** Assignment **
Read the lines of the data below and retrieve those with "this".

(Entries from a dataset of interfaces)
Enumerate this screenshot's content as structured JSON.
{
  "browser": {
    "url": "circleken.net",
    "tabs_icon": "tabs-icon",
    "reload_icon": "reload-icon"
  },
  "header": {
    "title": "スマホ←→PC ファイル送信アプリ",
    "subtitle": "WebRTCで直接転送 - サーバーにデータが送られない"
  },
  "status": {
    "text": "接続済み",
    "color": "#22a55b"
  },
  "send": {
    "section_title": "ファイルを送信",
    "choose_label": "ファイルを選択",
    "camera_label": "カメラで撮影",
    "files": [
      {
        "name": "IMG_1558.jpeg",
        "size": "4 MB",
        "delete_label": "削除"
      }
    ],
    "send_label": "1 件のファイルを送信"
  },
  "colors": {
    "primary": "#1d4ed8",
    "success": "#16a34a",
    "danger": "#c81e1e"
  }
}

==

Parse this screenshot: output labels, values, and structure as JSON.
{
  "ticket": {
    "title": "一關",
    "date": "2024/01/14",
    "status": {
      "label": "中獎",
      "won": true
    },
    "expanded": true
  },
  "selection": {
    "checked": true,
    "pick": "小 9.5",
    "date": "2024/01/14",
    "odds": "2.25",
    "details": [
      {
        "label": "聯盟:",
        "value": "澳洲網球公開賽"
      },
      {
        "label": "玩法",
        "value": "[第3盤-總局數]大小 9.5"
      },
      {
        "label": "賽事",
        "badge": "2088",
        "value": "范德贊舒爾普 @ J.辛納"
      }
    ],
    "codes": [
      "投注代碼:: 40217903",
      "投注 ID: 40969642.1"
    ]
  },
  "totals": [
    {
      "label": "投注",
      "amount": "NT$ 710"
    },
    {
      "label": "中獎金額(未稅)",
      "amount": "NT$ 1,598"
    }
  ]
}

** Answer to the exercise **
Enumerate this screenshot's content as structured JSON.
Parse this screenshot: output labels, values, and structure as JSON.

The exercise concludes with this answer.